In a workers’ compensation case the issue of disability may be based on the sole testimony of the injured employee. Mandril v. Kasishke, 620 S.W.2d 238, 249 (Tex.App.—Amarillo 1981, writ ref’d n.r.e.).
A thorough review of the record leads us to conclude that although the trial court erred by admitting the testimony of Millford and Dr. Emmite without a showing of good cause pursuant to Rule 215(5), such did not constitute reversible error.
Liberty Mutual raises five cross-points challenging the legal and factual sufficiency of the evidence to support the jury verdict. Liberty Mutual’s no evidence points were overruled by the court of appeals and it again attempts to raise these points before this court. Thus, Liberty Mutual is seeking a judgment that is more favorable than it obtained in the court of appeals because if we sustain the no evidence points, it would be necessary for us to reverse and render, as opposed to reverse and remand. Liberty Mutual has improperly raised the no evidence points as cross-points without bringing forth a separate application for writ of error. Therefore, these points are not properly before this court. Archuleta v. International Ins. Co., 667 S.W.2d 120, 123 (Tex.1984).
We have no jurisdiction over the remainder of Liberty Mutual’s cross-points because they challenge the factual sufficiency of the evidence. Morgan v. Compugraphic Corp., 675 S.W.2d 729, 734 (Tex.1984).
The judgment of the court of appeals is reversed and the cause is remanded to that court.
Rule 215(5) provides:
A party who fails to respond to or supplement his response to a request for discovery shall not be entitled to present evidence which the party was under a duty to provide in a response or supplemental response or to offer the testimony of an expert witness or of any other person having knowledge of discoverable matter, unless the trial court finds that good cause sufficient to require admission exists. The burden of establishing good cause is upon the party offering the evidence and good cause must be shown in the record.
Tex.R.Civ.P. 215(5). Note: The rule in effect at the time of trial did not require good cause to be shown in the record, but this does not affect the disposition of this case.

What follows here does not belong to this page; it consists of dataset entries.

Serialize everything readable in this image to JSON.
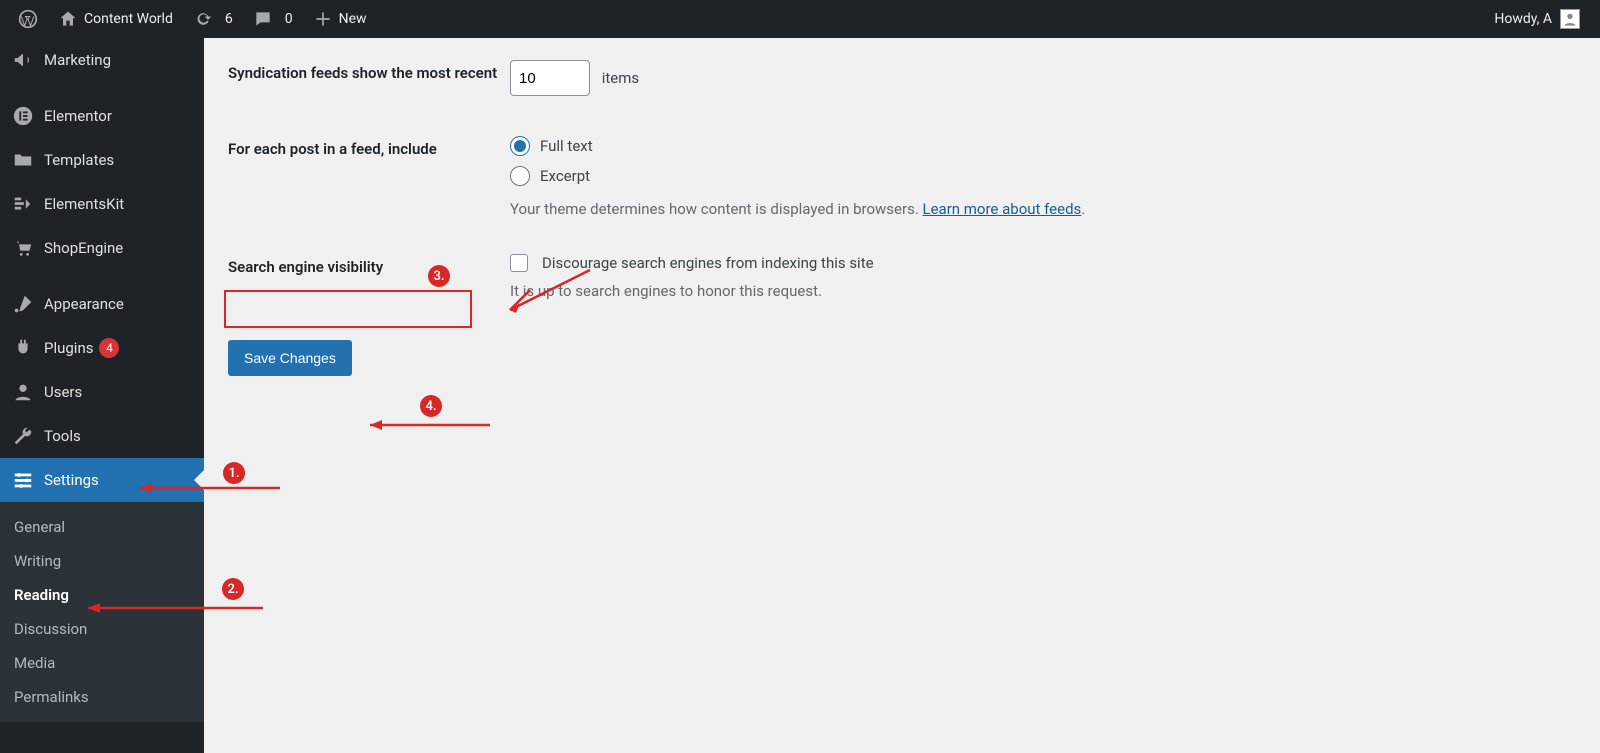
{
  "adminBar": {
    "siteName": "Content World",
    "updatesCount": "6",
    "commentsCount": "0",
    "newLabel": "New",
    "howdy": "Howdy, A"
  },
  "sidebar": {
    "items": [
      {
        "label": "Marketing"
      },
      {
        "label": "Elementor"
      },
      {
        "label": "Templates"
      },
      {
        "label": "ElementsKit"
      },
      {
        "label": "ShopEngine"
      },
      {
        "label": "Appearance"
      },
      {
        "label": "Plugins",
        "badge": "4"
      },
      {
        "label": "Users"
      },
      {
        "label": "Tools"
      },
      {
        "label": "Settings",
        "active": true
      }
    ],
    "submenu": [
      {
        "label": "General"
      },
      {
        "label": "Writing"
      },
      {
        "label": "Reading",
        "current": true
      },
      {
        "label": "Discussion"
      },
      {
        "label": "Media"
      },
      {
        "label": "Permalinks"
      }
    ]
  },
  "form": {
    "syndication": {
      "label": "Syndication feeds show the most recent",
      "value": "10",
      "suffix": "items"
    },
    "feedInclude": {
      "label": "For each post in a feed, include",
      "opt1": "Full text",
      "opt2": "Excerpt",
      "descPrefix": "Your theme determines how content is displayed in browsers. ",
      "descLink": "Learn more about feeds",
      "descSuffix": "."
    },
    "sev": {
      "label": "Search engine visibility",
      "checkbox": "Discourage search engines from indexing this site",
      "note": "It is up to search engines to honor this request."
    },
    "saveLabel": "Save Changes"
  },
  "annotations": {
    "b1": "1.",
    "b2": "2.",
    "b3": "3.",
    "b4": "4."
  }
}
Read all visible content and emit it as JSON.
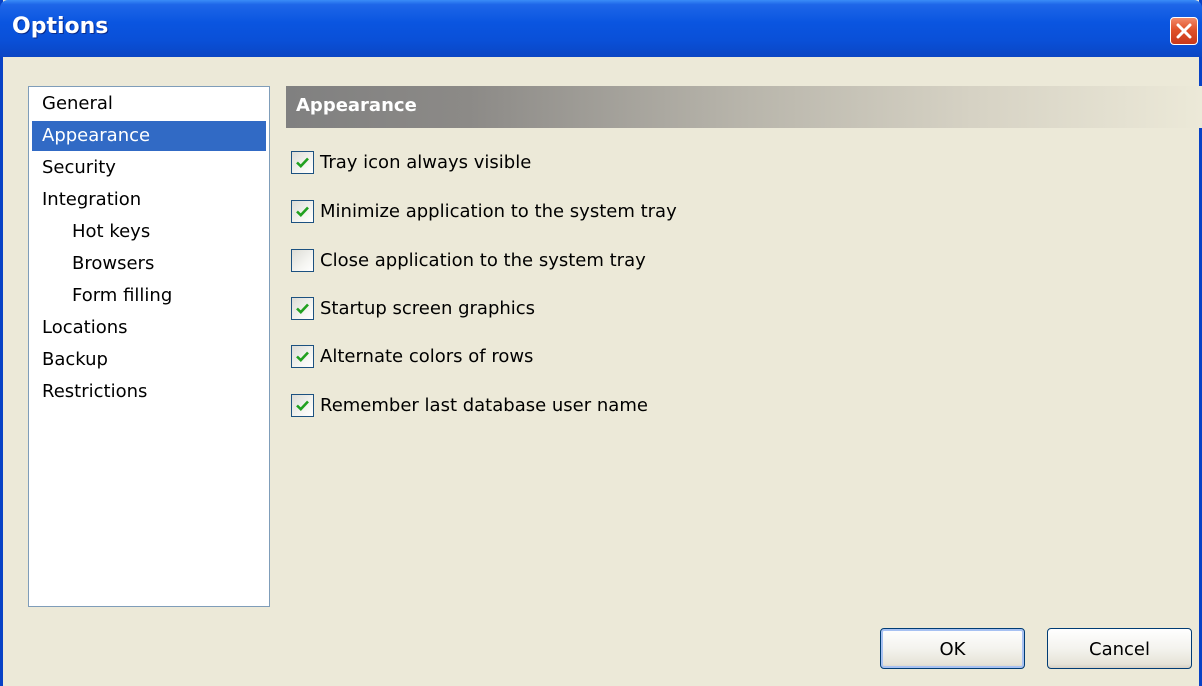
{
  "window": {
    "title": "Options",
    "close_icon": "close-icon"
  },
  "nav": {
    "items": [
      {
        "label": "General",
        "indent": 0,
        "selected": false
      },
      {
        "label": "Appearance",
        "indent": 0,
        "selected": true
      },
      {
        "label": "Security",
        "indent": 0,
        "selected": false
      },
      {
        "label": "Integration",
        "indent": 0,
        "selected": false
      },
      {
        "label": "Hot keys",
        "indent": 1,
        "selected": false
      },
      {
        "label": "Browsers",
        "indent": 1,
        "selected": false
      },
      {
        "label": "Form filling",
        "indent": 1,
        "selected": false
      },
      {
        "label": "Locations",
        "indent": 0,
        "selected": false
      },
      {
        "label": "Backup",
        "indent": 0,
        "selected": false
      },
      {
        "label": "Restrictions",
        "indent": 0,
        "selected": false
      }
    ]
  },
  "section": {
    "title": "Appearance"
  },
  "options": [
    {
      "label": "Tray icon always visible",
      "checked": true
    },
    {
      "label": "Minimize application to the system tray",
      "checked": true
    },
    {
      "label": "Close application to the system tray",
      "checked": false
    },
    {
      "label": "Startup screen graphics",
      "checked": true
    },
    {
      "label": "Alternate colors of rows",
      "checked": true
    },
    {
      "label": "Remember last database user name",
      "checked": true
    }
  ],
  "buttons": {
    "ok_label": "OK",
    "cancel_label": "Cancel"
  },
  "colors": {
    "titlebar": "#0a55e0",
    "selection": "#316ac5",
    "checkmark": "#21a121",
    "close_button": "#e0522a"
  }
}
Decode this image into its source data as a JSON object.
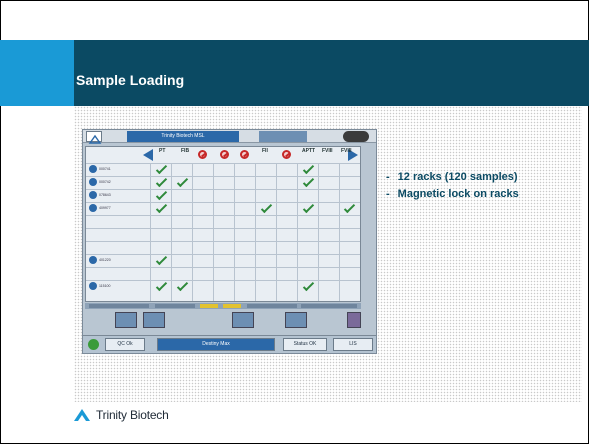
{
  "slide": {
    "title": "Sample Loading",
    "bullets": [
      {
        "marker": "-",
        "text": "12 racks (120 samples)"
      },
      {
        "marker": "-",
        "text": "Magnetic lock on racks"
      }
    ],
    "logo_text": "Trinity Biotech",
    "colors": {
      "title_bar": "#0b4a63",
      "accent": "#1a9ad6",
      "bullet_text": "#0b4a63"
    }
  },
  "screen": {
    "window_title": "Trinity Biotech MSL",
    "columns": [
      "PT",
      "FIB",
      "",
      "",
      "FII",
      "",
      "APTT",
      "FVIII",
      "FVIII"
    ],
    "rows": [
      {
        "label": "000741"
      },
      {
        "label": "000742"
      },
      {
        "label": "078643"
      },
      {
        "label": "409977"
      },
      {
        "label": "401220"
      },
      {
        "label": "115100"
      }
    ],
    "bottom_bar": {
      "qc": "QC Ok",
      "destiny": "Destiny Max",
      "status": "Status OK",
      "lis": "LIS"
    },
    "icons": {
      "logo": "triangle-logo-icon",
      "nav_prev": "arrow-left-icon",
      "nav_next": "arrow-right-icon",
      "blocked": "no-entry-icon",
      "check": "check-icon"
    }
  }
}
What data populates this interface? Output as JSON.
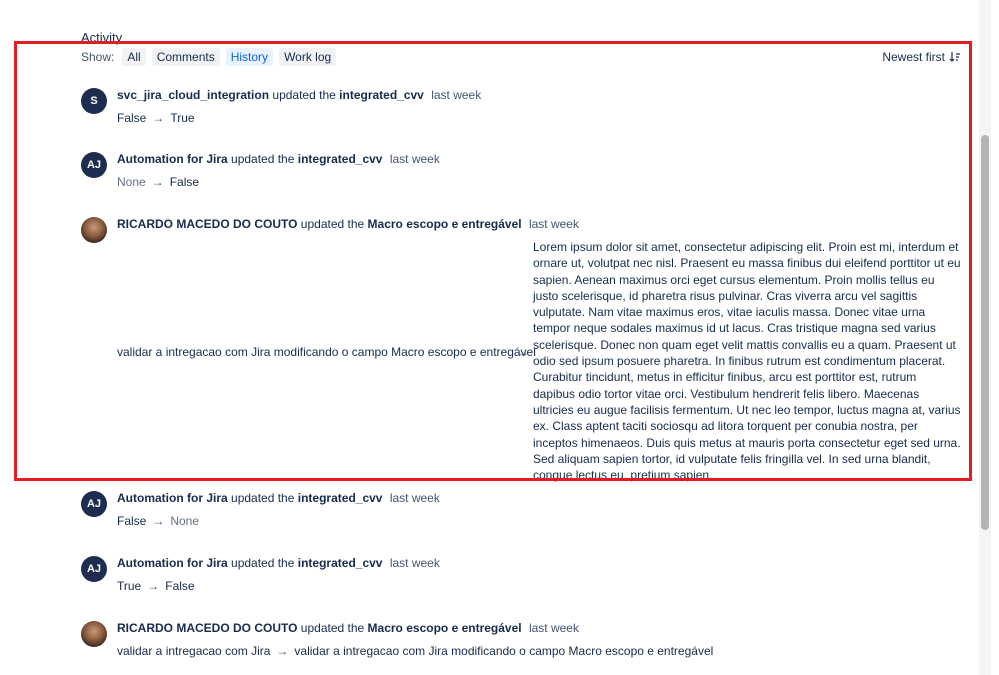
{
  "activity_title": "Activity",
  "filter": {
    "show_label": "Show:",
    "buttons": [
      "All",
      "Comments",
      "History",
      "Work log"
    ],
    "active": "History",
    "sort_label": "Newest first"
  },
  "entries": [
    {
      "avatar": "S",
      "author": "svc_jira_cloud_integration",
      "verb": "updated the",
      "field": "integrated_cvv",
      "time": "last week",
      "from": "False",
      "to": "True"
    },
    {
      "avatar": "AJ",
      "author": "Automation for Jira",
      "verb": "updated the",
      "field": "integrated_cvv",
      "time": "last week",
      "from": "None",
      "to": "False"
    },
    {
      "avatar": "",
      "author": "RICARDO MACEDO DO COUTO",
      "verb": "updated the",
      "field": "Macro escopo e entregável",
      "time": "last week",
      "from": "validar a intregacao com Jira modificando o campo Macro escopo e entregável",
      "to": "Lorem ipsum dolor sit amet, consectetur adipiscing elit. Proin est mi, interdum et ornare ut, volutpat nec nisl. Praesent eu massa finibus dui eleifend porttitor ut eu sapien. Aenean maximus orci eget cursus elementum. Proin mollis tellus eu justo scelerisque, id pharetra risus pulvinar. Cras viverra arcu vel sagittis vulputate. Nam vitae maximus eros, vitae iaculis massa. Donec vitae urna tempor neque sodales maximus id ut lacus. Cras tristique magna sed varius scelerisque. Donec non quam eget velit mattis convallis eu a quam. Praesent ut odio sed ipsum posuere pharetra. In finibus rutrum est condimentum placerat. Curabitur tincidunt, metus in efficitur finibus, arcu est porttitor est, rutrum dapibus odio tortor vitae orci. Vestibulum hendrerit felis libero. Maecenas ultricies eu augue facilisis fermentum. Ut nec leo tempor, luctus magna at, varius ex. Class aptent taciti sociosqu ad litora torquent per conubia nostra, per inceptos himenaeos. Duis quis metus at mauris porta consectetur eget sed urna. Sed aliquam sapien tortor, id vulputate felis fringilla vel. In sed urna blandit, congue lectus eu, pretium sapien."
    },
    {
      "avatar": "AJ",
      "author": "Automation for Jira",
      "verb": "updated the",
      "field": "integrated_cvv",
      "time": "last week",
      "from": "False",
      "to": "None"
    },
    {
      "avatar": "AJ",
      "author": "Automation for Jira",
      "verb": "updated the",
      "field": "integrated_cvv",
      "time": "last week",
      "from": "True",
      "to": "False"
    },
    {
      "avatar": "",
      "author": "RICARDO MACEDO DO COUTO",
      "verb": "updated the",
      "field": "Macro escopo e entregável",
      "time": "last week",
      "from": "validar a intregacao com Jira",
      "to": "validar a intregacao com Jira modificando o campo Macro escopo e entregável"
    }
  ],
  "arrow": "→",
  "colors": {
    "highlight": "#e31b23",
    "avatar_bg": "#1d2d50",
    "active_filter": "#0c66e4"
  }
}
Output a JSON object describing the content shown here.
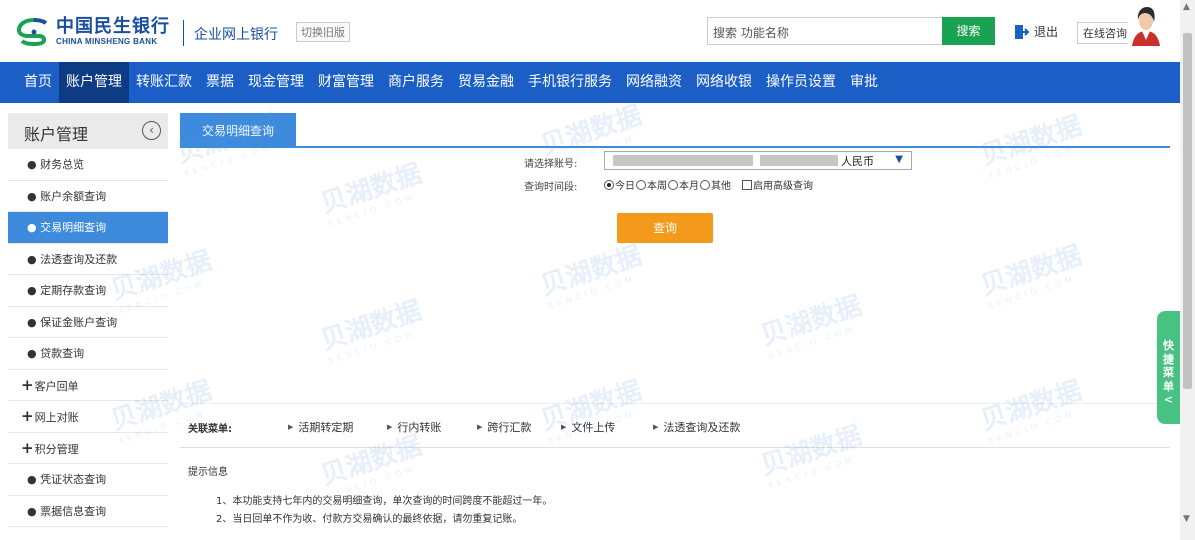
{
  "header": {
    "logo_cn": "中国民生银行",
    "logo_en": "CHINA MINSHENG BANK",
    "corp_title": "企业网上银行",
    "switch_old": "切换旧版",
    "search_placeholder": "搜索 功能名称",
    "search_button": "搜索",
    "logout": "退出",
    "online_consult": "在线咨询"
  },
  "nav": {
    "items": [
      "首页",
      "账户管理",
      "转账汇款",
      "票据",
      "现金管理",
      "财富管理",
      "商户服务",
      "贸易金融",
      "手机银行服务",
      "网络融资",
      "网络收银",
      "操作员设置",
      "审批"
    ],
    "active_index": 1
  },
  "sidebar": {
    "title": "账户管理",
    "items": [
      {
        "label": "● 财务总览",
        "type": "item"
      },
      {
        "label": "● 账户余额查询",
        "type": "item"
      },
      {
        "label": "● 交易明细查询",
        "type": "item",
        "active": true
      },
      {
        "label": "● 法透查询及还款",
        "type": "item"
      },
      {
        "label": "● 定期存款查询",
        "type": "item"
      },
      {
        "label": "● 保证金账户查询",
        "type": "item"
      },
      {
        "label": "● 贷款查询",
        "type": "item"
      },
      {
        "label": "客户回单",
        "type": "group"
      },
      {
        "label": "网上对账",
        "type": "group"
      },
      {
        "label": "积分管理",
        "type": "group"
      },
      {
        "label": "● 凭证状态查询",
        "type": "item"
      },
      {
        "label": "● 票据信息查询",
        "type": "item"
      }
    ]
  },
  "main": {
    "tab_label": "交易明细查询",
    "account_label": "请选择账号:",
    "currency": "人民币",
    "period_label": "查询时间段:",
    "period_options": [
      "今日",
      "本周",
      "本月",
      "其他"
    ],
    "period_selected": "今日",
    "advanced_query": "启用高级查询",
    "query_button": "查询",
    "related_label": "关联菜单:",
    "related_links": [
      "活期转定期",
      "行内转账",
      "跨行汇款",
      "文件上传",
      "法透查询及还款"
    ],
    "tips_title": "提示信息",
    "tips": [
      "1、本功能支持七年内的交易明细查询，单次查询的时间跨度不能超过一年。",
      "2、当日回单不作为收、付款方交易确认的最终依据，请勿重复记账。"
    ]
  },
  "quick_menu": {
    "label_chars": [
      "快",
      "捷",
      "菜",
      "单",
      "<"
    ]
  },
  "colors": {
    "nav_bg": "#1b5fc6",
    "nav_active": "#0d3b84",
    "accent": "#3e8bdd",
    "search_btn": "#1aa253",
    "query_btn": "#f39a1b",
    "quick_menu": "#48c283"
  }
}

It was Liberty Mutual’s attorney who took Dr. Emmite’s deposition, but who later objected when Gee attempted to introduce portions of this deposition. Although lack of surprise is not the standard, it may be a factor for the trial court to consider when weighing whether good cause exists for allowing the testimony of an undisclosed witness.